--- Work task ---
Only the total should be returned: the number of lines in the data that hold the string "Display".
(Beginning of Given records)
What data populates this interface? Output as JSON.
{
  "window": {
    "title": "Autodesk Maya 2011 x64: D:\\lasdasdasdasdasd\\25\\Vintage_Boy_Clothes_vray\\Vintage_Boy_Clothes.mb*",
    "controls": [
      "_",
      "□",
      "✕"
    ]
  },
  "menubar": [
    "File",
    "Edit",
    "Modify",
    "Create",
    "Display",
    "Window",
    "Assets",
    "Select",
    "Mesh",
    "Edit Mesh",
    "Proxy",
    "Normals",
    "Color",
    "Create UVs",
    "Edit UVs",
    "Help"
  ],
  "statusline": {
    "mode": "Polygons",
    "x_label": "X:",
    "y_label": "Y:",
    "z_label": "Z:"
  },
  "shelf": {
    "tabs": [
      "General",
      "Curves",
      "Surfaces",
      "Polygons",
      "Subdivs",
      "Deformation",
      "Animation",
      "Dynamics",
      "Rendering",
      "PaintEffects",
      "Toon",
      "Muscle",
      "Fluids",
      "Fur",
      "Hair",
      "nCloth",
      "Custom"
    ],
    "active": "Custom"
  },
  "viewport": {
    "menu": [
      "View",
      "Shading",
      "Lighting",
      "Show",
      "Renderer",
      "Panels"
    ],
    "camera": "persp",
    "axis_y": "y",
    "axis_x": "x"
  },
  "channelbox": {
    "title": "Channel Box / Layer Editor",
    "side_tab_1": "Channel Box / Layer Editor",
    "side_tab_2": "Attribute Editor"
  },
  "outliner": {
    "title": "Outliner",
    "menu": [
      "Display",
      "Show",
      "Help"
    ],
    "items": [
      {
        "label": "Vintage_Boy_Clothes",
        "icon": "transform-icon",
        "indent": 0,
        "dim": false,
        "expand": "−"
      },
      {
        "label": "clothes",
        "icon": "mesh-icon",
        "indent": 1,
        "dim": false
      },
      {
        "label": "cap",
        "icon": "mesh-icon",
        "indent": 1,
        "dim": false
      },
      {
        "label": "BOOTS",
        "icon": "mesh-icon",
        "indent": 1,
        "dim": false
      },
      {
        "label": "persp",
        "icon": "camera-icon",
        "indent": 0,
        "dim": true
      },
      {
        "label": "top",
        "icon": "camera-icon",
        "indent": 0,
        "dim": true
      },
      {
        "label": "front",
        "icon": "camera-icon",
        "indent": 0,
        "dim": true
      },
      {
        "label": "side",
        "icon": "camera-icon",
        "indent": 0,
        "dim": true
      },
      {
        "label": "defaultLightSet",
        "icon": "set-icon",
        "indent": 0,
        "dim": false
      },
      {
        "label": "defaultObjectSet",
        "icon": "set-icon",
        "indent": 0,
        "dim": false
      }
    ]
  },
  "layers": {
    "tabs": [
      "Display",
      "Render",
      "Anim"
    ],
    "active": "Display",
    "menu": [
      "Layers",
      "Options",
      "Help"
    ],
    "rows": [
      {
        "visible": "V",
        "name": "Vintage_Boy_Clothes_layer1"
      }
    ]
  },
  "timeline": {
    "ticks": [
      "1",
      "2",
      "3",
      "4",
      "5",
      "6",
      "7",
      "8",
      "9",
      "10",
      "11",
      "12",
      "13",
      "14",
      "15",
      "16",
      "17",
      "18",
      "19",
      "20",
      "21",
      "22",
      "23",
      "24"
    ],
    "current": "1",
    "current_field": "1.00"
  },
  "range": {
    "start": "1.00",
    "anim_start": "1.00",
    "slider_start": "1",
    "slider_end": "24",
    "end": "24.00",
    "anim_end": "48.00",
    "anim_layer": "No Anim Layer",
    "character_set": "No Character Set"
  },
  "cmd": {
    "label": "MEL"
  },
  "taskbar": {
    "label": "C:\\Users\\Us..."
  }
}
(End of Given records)
--- Solution to this task ---
4